maintained the track since it was
established as a walkway many
decades ago, Mr Sutherland said.
The top of the Kings Walk links
the precipitous Peter Ridge Track,
which traverses the ridge above
This in turn is linked to the access
way for the power line down to the
Electronet substation on Nikau
Valley Road, at the head of Puketahi
Historically, the Peter Ridge Track
was looked after by the Greymouth
Harriers however it has largely fallen
into disuse by 2011.
The West Coast Alpine Club has
done some work more recently to
re-mark the route.
A Dobson man had a charge of
failing to provide a blood specimen
withdrawn by police, after the judge
agreed there was a possibility that
a hospital doctor might have told
him he did not need to provide
However, Hemi Raroa, 24, was
found guilty of careless driving,
after he crashed his car at Kaiata on
April 12, and was fined $500 after
being convicted of the offence.
Raroa told the Greymouth
District Court yesterday that a
Christchurch doctor, Christopher
Hill, who had been working at
Grey Base Hospital where Raroa
had been taken to after the crash,
had told him that he did not have to
provide a blood specimen because
he had suffered a head injury.
In his evidence, Dr Hill said he
had told Raroa, that he “couldn’t
force him to have a blood test taken
I can’t force the blood test, it ’s
up to him”.
Caseyarna Stark, told police that
Raroa had asked the doctor if he
had to give a blood specimen.
“ He said ‘no, you don’t have to’,
then he (Raroa) said ‘then I won’t ’.

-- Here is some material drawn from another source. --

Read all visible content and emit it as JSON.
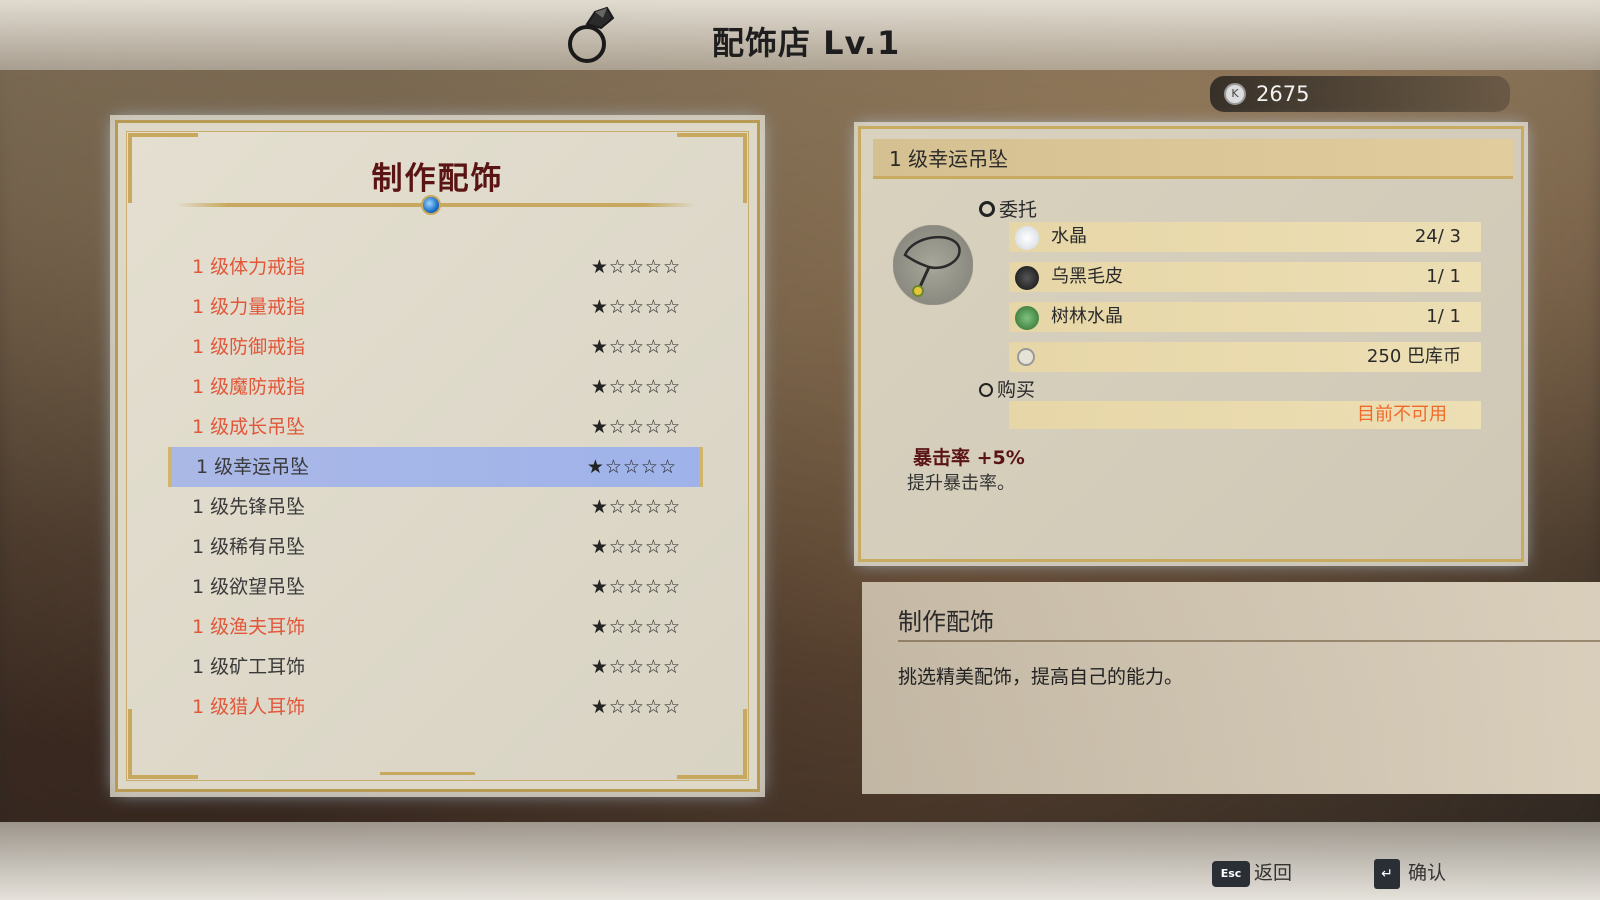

He didn’t know he would be
charged with not giving blood, then
he would have given them,” Stark
Judge Paul Kellar said that he was
“sure the doctor made the request
for blood,” and he was also sure that
the doctor did inform Raroa that
he could not force him to provide a
specimen of blood.
However, it was “conceivable,
a reasonable possibility that the
defendant perceived that he had a
choice, to have blood taken or not ”.
Therefore, the charge was
Drug accused suffers beating
Careless driving conviction
Kings Walk to be upgraded soon
Links Archive November 5th 2015 November 7th 2015 Navigation Previous Page Next Page